State legislators and pre-kindergarten advocates visited the Coleman Center for Early Learning and Family Enrichment on Troy-Dothan’s campus Tuesday to tour the site and discuss the future of early childhood education.
The Coleman Center is a first-of-its-kind program serving as a three-way intersection for high-quality learning for children, education opportunity for Troy University students studying early education and human services, and research.
While lawmakers, government, and advocate organization officials witnessed the facility and the day-to-day operations of the classrooms, they discussed the progress that has been made in early education in Alabama and a pressing need to expand accessibility to quality child care for younger children.
According to the Alabama Workforce Council, the state needs to add as many as a half-million new high-skilled employees by 2025 to build the competitive workforce required to fill industry’s labor needs and compete for new businesses.
“We’re working right now to expand slots and quality in childcare,” Gail Piggott, executive director of the Alabama Partnership for Children, told lawmakers. “We cannot get to the fully employed workforce that we need if we don’t fix child care.”
Piggott pointed out that parents, who are at the lowest end of the earnings potential ever, are asked to pay 80-90% percent of the cost of care until their child turns 4 or 5, at which point the state pays for all of it.
“Greater investment has got to happen,” she said. “We also have to support these teachers.”
Another setback to providing quality care, Piggott said, is that backing good programs like “Read Right From the Start” and investing in professional development is wasted when employees leave a minimum-wage child care position to work at McDonald’s, where wages are higher.
Jeana Ross, secretary of the Alabama Department of Early Childhood Education and a cabinet member for Gov. Kay Ivey, said it’s time that the state evaluates child care for its youngest.
“We know that it doesn’t start or end with 4-year-olds, but that was a good place for us,” Ross said. “So we can take that model that we created that we know works, that’s highly successful and now we can go scale it back. Let’s make sure that our children birth to (age) 3 have that high-quality program, because if it’s not high-quality, it could be doing more harm than good.”
While addressing lawmakers, Ross said that poor-quality child care is a serious problem the state needs to take to heart.
“If we don’t promote that burst of development that happens from birth to (age) 3, we forever miss the train … but the early years, if we continue to ignore them, it will be at our peril and the good things we want at the other end of the spectrum are not likely to happen,” Piggott added.
The Alabama School Readiness Alliance hosted the event to thank lawmakers and advocates for pushing for increased funding for Alabama’s top-rated First Class Pre-K program, which resulted in nearly 200 additional classrooms statewide.

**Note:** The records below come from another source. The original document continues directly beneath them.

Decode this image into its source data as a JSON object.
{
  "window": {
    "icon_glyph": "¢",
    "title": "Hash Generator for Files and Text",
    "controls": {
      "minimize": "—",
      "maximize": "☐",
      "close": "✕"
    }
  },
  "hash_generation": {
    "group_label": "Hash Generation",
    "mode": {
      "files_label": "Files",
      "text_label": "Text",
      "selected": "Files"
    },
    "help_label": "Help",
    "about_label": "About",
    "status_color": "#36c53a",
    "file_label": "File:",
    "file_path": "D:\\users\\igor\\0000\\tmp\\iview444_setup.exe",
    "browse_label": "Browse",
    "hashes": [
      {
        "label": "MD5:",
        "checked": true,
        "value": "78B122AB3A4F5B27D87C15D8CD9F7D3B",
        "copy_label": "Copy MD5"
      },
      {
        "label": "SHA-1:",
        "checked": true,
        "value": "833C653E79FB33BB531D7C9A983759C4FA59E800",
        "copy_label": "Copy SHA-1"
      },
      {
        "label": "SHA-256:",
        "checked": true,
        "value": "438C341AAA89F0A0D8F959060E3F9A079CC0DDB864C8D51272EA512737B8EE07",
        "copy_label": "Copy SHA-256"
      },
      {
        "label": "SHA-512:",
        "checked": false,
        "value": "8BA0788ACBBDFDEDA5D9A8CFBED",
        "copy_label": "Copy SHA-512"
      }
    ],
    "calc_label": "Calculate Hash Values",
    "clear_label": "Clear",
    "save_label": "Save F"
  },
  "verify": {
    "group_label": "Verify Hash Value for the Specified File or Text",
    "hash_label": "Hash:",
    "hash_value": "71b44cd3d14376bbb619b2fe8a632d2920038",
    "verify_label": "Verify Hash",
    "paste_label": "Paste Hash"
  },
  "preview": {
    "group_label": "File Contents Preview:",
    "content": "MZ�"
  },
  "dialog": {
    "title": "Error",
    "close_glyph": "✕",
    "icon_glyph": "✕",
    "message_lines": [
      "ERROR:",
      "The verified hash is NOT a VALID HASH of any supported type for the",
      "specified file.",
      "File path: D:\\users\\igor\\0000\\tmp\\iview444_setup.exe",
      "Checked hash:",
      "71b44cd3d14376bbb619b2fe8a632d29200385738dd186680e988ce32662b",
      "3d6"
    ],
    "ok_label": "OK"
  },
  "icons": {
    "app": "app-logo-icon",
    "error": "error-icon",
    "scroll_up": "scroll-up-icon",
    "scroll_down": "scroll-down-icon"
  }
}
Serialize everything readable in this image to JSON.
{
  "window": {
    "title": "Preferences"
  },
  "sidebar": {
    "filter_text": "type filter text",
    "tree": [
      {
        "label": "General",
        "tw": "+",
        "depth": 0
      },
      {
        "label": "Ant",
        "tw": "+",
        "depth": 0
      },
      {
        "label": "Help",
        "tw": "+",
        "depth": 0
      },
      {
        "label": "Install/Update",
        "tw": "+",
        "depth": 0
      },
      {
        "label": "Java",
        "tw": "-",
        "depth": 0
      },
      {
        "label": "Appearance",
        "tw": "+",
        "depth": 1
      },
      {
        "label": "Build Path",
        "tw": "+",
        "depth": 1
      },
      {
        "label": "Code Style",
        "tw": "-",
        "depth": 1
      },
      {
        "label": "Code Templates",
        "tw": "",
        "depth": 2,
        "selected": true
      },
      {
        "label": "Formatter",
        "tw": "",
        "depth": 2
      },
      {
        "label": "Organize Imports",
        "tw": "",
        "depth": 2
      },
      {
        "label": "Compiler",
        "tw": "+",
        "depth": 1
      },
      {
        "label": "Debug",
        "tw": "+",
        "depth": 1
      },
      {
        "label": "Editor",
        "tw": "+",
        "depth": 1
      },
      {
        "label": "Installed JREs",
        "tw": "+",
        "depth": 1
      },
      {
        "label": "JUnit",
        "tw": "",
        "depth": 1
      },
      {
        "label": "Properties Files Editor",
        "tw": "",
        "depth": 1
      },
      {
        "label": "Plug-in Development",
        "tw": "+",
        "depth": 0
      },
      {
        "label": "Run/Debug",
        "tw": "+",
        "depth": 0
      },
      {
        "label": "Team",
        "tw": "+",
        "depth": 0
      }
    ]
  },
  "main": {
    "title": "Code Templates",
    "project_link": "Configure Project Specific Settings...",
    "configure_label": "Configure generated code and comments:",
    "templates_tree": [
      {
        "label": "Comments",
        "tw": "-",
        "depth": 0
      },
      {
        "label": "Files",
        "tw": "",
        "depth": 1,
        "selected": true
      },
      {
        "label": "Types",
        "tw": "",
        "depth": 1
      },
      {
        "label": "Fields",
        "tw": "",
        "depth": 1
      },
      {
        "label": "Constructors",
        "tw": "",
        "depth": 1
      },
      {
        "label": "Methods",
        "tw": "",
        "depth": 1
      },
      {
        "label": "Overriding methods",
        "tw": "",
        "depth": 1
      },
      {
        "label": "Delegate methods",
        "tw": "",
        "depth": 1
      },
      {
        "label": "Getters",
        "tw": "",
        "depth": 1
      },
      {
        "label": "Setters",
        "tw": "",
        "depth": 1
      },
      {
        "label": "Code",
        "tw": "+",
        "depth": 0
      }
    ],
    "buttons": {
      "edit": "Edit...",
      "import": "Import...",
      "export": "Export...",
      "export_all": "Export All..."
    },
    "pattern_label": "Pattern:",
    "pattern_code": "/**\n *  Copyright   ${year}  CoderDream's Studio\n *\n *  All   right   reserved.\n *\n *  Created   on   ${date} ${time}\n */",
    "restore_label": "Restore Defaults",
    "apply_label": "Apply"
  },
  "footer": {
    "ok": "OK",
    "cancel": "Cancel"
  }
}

Two are at the Coleman Center.
Allison Muhlendorf, executive director of ASRA, said the Coleman Center’s capability was a “shining example” to show what’s possible in early child care.
“They’re doing state-of-the-art things, training the next generation of teachers, so that we can inspire change and we can study and learn from what y’all are doing here,” Muhlendorf said.
Jeff Coleman, whose family’s $1 million donation made the center possible, said he believes early education is a substantial component of workforce development.
“We’ve got to get those half a million workers in the state of Alabama,” Coleman said. “That’s truly what it’s all about.”
Muhlendorf said it was important to gather at the Coleman Center because of its unique functionality for early learning, workforce development, and research ability and it being a place that uses funding from many different sources including federal and state levels and private tuition.
“Our state is poised to increase services and funding for child care for working families for children at birth to 5 years old,” Muhlendorf said. “There’s a long way to go, but the Coleman Center is certainly a start.”
Nancy Mitta, director of the Coleman Center, said the waiting list to get into the center is long, especially for the infant and toddler rooms. More rooms will be opening soon to accept additional students.